Using the term Natural in food advertising? Products claiming to be ‘au natural’ may need to meet a higher standard

all natural badge“My food is more natural than your food” lawsuits have been bountiful in the last few years. Following this trend is a “food advertising modernization” bill, HR 3147, introduced by U.S. Representatives Pallone and DeLauro, that would require advertisers who claim their products are ‘All Natural’ to prove that the food does not contain synthesized artificial ingredients that mimic natural ingredients, unless such artificial ingredients result from traditional methods of processing food to make food food edible, to preserve food, or to make food safe for human consumption (such as smoking, roasting, freezing, drying and fermenting processes).

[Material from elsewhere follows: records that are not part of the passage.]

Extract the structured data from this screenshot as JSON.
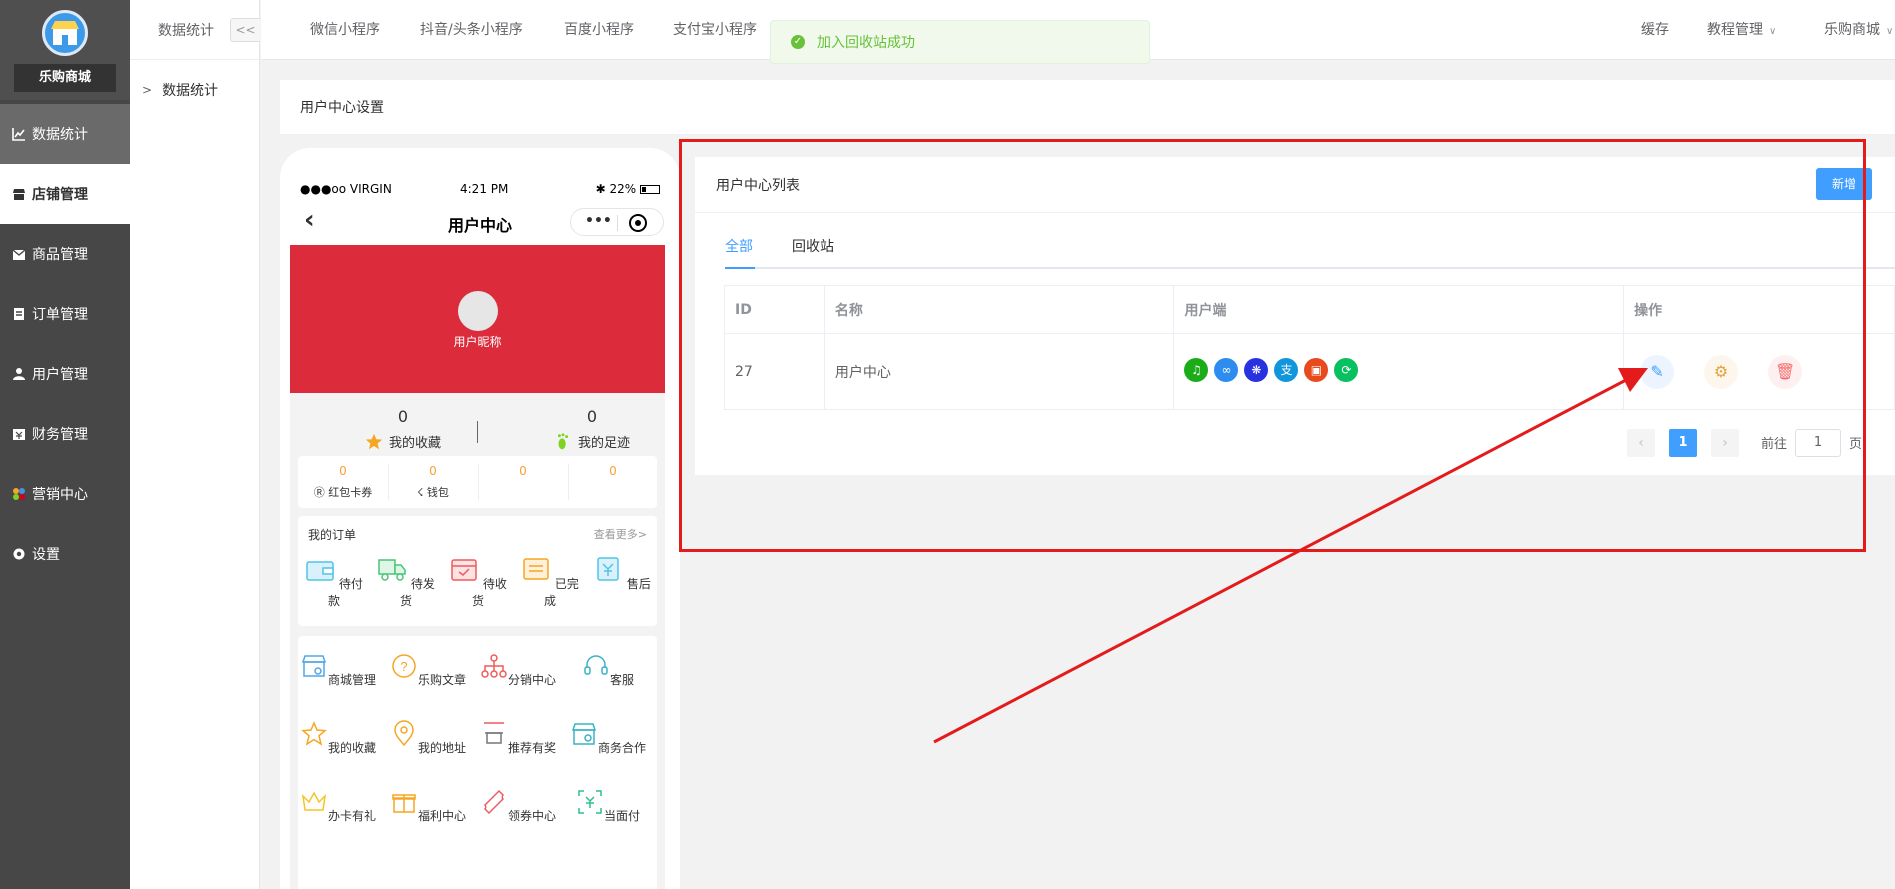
{
  "sidebar": {
    "brand": "乐购商城",
    "items": [
      {
        "label": "数据统计"
      },
      {
        "label": "店铺管理"
      },
      {
        "label": "商品管理"
      },
      {
        "label": "订单管理"
      },
      {
        "label": "用户管理"
      },
      {
        "label": "财务管理"
      },
      {
        "label": "营销中心"
      },
      {
        "label": "设置"
      }
    ]
  },
  "subnav": {
    "title": "数据统计",
    "collapse": "<<",
    "item": "数据统计"
  },
  "topbar": {
    "tabs": [
      "微信小程序",
      "抖音/头条小程序",
      "百度小程序",
      "支付宝小程序"
    ],
    "right": [
      "缓存",
      "教程管理",
      "乐购商城"
    ]
  },
  "toast": {
    "message": "加入回收站成功"
  },
  "page_title": "用户中心设置",
  "phone": {
    "carrier": "●●●oo VIRGIN",
    "time": "4:21 PM",
    "battery": "22%",
    "title": "用户中心",
    "nickname": "用户昵称",
    "stats": [
      {
        "value": "0",
        "label": "我的收藏"
      },
      {
        "value": "0",
        "label": "我的足迹"
      }
    ],
    "wallet": [
      {
        "value": "0",
        "label": "红包卡券"
      },
      {
        "value": "0",
        "label": "钱包"
      },
      {
        "value": "0",
        "label": ""
      },
      {
        "value": "0",
        "label": ""
      }
    ],
    "orders_title": "我的订单",
    "orders_more": "查看更多>",
    "orders": [
      "待付款",
      "待发货",
      "待收货",
      "已完成",
      "售后"
    ],
    "services": [
      "商城管理",
      "乐购文章",
      "分销中心",
      "客服",
      "我的收藏",
      "我的地址",
      "推荐有奖",
      "商务合作",
      "办卡有礼",
      "福利中心",
      "领券中心",
      "当面付"
    ]
  },
  "list": {
    "title": "用户中心列表",
    "add_label": "新增",
    "tabs": [
      "全部",
      "回收站"
    ],
    "columns": [
      "ID",
      "名称",
      "用户端",
      "操作"
    ],
    "rows": [
      {
        "id": "27",
        "name": "用户中心"
      }
    ],
    "pager": {
      "prev": "‹",
      "next": "›",
      "current": "1",
      "goto_prefix": "前往",
      "goto_value": "1",
      "goto_suffix": "页"
    }
  },
  "colors": {
    "accent": "#409eff",
    "banner": "#dc2b3b",
    "annotation": "#e31b1b",
    "success": "#67c23a"
  }
}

Presently,  ‘natural’ can refer only to food products s that can show that no artifical ingredient was added to the product, including food coloring from any source.

While the FDA and Congress sort out the definitions, the Wall Street Journal reports that food advertisers are quietly dropping the ‘All Natural’ claim as ambiguous and prone to law suits.